** Supplied information follows **

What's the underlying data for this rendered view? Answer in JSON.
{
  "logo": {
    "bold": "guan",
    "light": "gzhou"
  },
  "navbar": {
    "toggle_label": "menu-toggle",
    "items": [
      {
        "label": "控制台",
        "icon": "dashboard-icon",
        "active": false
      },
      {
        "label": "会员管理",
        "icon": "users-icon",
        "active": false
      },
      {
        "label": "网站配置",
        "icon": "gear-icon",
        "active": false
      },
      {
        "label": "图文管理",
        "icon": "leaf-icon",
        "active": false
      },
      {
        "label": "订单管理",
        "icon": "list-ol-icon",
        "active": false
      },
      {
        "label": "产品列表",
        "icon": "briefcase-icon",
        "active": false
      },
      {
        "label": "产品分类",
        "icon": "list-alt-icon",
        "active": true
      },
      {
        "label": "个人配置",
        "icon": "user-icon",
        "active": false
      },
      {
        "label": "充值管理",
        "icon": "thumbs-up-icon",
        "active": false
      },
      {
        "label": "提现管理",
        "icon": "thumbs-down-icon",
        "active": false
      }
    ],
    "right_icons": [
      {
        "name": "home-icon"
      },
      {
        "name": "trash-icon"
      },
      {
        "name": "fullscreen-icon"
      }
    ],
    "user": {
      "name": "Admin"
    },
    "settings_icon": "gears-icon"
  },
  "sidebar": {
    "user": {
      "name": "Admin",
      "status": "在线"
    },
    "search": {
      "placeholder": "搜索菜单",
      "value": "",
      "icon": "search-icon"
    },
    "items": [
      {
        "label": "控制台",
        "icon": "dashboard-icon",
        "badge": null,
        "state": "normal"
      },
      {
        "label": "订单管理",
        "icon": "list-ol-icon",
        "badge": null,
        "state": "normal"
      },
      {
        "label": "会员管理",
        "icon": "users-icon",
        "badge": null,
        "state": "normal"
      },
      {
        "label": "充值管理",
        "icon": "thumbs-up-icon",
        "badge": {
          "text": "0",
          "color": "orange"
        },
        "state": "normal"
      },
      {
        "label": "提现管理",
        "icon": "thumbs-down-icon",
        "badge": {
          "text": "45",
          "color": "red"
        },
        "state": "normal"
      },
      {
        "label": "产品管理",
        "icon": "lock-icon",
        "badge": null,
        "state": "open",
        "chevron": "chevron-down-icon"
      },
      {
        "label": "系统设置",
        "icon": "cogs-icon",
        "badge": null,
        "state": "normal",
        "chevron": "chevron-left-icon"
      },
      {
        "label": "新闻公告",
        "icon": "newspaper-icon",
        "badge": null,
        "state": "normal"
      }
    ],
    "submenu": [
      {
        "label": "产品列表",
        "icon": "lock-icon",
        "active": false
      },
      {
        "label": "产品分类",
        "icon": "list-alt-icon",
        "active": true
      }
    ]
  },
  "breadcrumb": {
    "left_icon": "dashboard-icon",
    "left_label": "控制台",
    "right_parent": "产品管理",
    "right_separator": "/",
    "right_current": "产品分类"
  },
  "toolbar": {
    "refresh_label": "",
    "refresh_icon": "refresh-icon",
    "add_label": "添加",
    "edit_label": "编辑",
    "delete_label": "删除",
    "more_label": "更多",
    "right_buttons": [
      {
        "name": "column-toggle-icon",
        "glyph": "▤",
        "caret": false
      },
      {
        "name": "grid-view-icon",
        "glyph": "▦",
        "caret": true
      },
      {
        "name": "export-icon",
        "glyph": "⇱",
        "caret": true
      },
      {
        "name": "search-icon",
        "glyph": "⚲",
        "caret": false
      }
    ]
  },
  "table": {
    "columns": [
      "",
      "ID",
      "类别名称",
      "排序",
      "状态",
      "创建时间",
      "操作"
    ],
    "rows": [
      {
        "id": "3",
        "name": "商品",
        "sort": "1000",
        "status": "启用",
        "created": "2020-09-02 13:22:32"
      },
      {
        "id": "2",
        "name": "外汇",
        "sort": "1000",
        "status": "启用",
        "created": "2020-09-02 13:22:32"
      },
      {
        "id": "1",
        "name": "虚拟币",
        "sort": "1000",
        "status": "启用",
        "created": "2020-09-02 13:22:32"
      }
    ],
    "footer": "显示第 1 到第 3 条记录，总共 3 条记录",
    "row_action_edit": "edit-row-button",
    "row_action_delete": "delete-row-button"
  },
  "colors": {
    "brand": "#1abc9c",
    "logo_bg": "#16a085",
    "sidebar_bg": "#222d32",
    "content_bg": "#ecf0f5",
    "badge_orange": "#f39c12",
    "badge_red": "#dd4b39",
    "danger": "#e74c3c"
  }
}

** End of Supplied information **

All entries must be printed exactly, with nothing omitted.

* [Output of the exercise]:
What's the underlying data for this rendered view? Answer in JSON.
{
  "logo": {
    "bold": "guan",
    "light": "gzhou"
  },
  "navbar": {
    "toggle_label": "menu-toggle",
    "items": [
      {
        "label": "控制台",
        "icon": "dashboard-icon",
        "active": false
      },
      {
        "label": "会员管理",
        "icon": "users-icon",
        "active": false
      },
      {
        "label": "网站配置",
        "icon": "gear-icon",
        "active": false
      },
      {
        "label": "图文管理",
        "icon": "leaf-icon",
        "active": false
      },
      {
        "label": "订单管理",
        "icon": "list-ol-icon",
        "active": false
      },
      {
        "label": "产品列表",
        "icon": "briefcase-icon",
        "active": false
      },
      {
        "label": "产品分类",
        "icon": "list-alt-icon",
        "active": true
      },
      {
        "label": "个人配置",
        "icon": "user-icon",
        "active": false
      },
      {
        "label": "充值管理",
        "icon": "thumbs-up-icon",
        "active": false
      },
      {
        "label": "提现管理",
        "icon": "thumbs-down-icon",
        "active": false
      }
    ],
    "right_icons": [
      {
        "name": "home-icon"
      },
      {
        "name": "trash-icon"
      },
      {
        "name": "fullscreen-icon"
      }
    ],
    "user": {
      "name": "Admin"
    },
    "settings_icon": "gears-icon"
  },
  "sidebar": {
    "user": {
      "name": "Admin",
      "status": "在线"
    },
    "search": {
      "placeholder": "搜索菜单",
      "value": "",
      "icon": "search-icon"
    },
    "items": [
      {
        "label": "控制台",
        "icon": "dashboard-icon",
        "badge": null,
        "state": "normal"
      },
      {
        "label": "订单管理",
        "icon": "list-ol-icon",
        "badge": null,
        "state": "normal"
      },
      {
        "label": "会员管理",
        "icon": "users-icon",
        "badge": null,
        "state": "normal"
      },
      {
        "label": "充值管理",
        "icon": "thumbs-up-icon",
        "badge": {
          "text": "0",
          "color": "orange"
        },
        "state": "normal"
      },
      {
        "label": "提现管理",
        "icon": "thumbs-down-icon",
        "badge": {
          "text": "45",
          "color": "red"
        },
        "state": "normal"
      },
      {
        "label": "产品管理",
        "icon": "lock-icon",
        "badge": null,
        "state": "open",
        "chevron": "chevron-down-icon"
      },
      {
        "label": "系统设置",
        "icon": "cogs-icon",
        "badge": null,
        "state": "normal",
        "chevron": "chevron-left-icon"
      },
      {
        "label": "新闻公告",
        "icon": "newspaper-icon",
        "badge": null,
        "state": "normal"
      }
    ],
    "submenu": [
      {
        "label": "产品列表",
        "icon": "lock-icon",
        "active": false
      },
      {
        "label": "产品分类",
        "icon": "list-alt-icon",
        "active": true
      }
    ]
  },
  "breadcrumb": {
    "left_icon": "dashboard-icon",
    "left_label": "控制台",
    "right_parent": "产品管理",
    "right_separator": "/",
    "right_current": "产品分类"
  },
  "toolbar": {
    "refresh_label": "",
    "refresh_icon": "refresh-icon",
    "add_label": "添加",
    "edit_label": "编辑",
    "delete_label": "删除",
    "more_label": "更多",
    "right_buttons": [
      {
        "name": "column-toggle-icon",
        "glyph": "▤",
        "caret": false
      },
      {
        "name": "grid-view-icon",
        "glyph": "▦",
        "caret": true
      },
      {
        "name": "export-icon",
        "glyph": "⇱",
        "caret": true
      },
      {
        "name": "search-icon",
        "glyph": "⚲",
        "caret": false
      }
    ]
  },
  "table": {
    "columns": [
      "",
      "ID",
      "类别名称",
      "排序",
      "状态",
      "创建时间",
      "操作"
    ],
    "rows": [
      {
        "id": "3",
        "name": "商品",
        "sort": "1000",
        "status": "启用",
        "created": "2020-09-02 13:22:32"
      },
      {
        "id": "2",
        "name": "外汇",
        "sort": "1000",
        "status": "启用",
        "created": "2020-09-02 13:22:32"
      },
      {
        "id": "1",
        "name": "虚拟币",
        "sort": "1000",
        "status": "启用",
        "created": "2020-09-02 13:22:32"
      }
    ],
    "footer": "显示第 1 到第 3 条记录，总共 3 条记录",
    "row_action_edit": "edit-row-button",
    "row_action_delete": "delete-row-button"
  },
  "colors": {
    "brand": "#1abc9c",
    "logo_bg": "#16a085",
    "sidebar_bg": "#222d32",
    "content_bg": "#ecf0f5",
    "badge_orange": "#f39c12",
    "badge_red": "#dd4b39",
    "danger": "#e74c3c"
  }
}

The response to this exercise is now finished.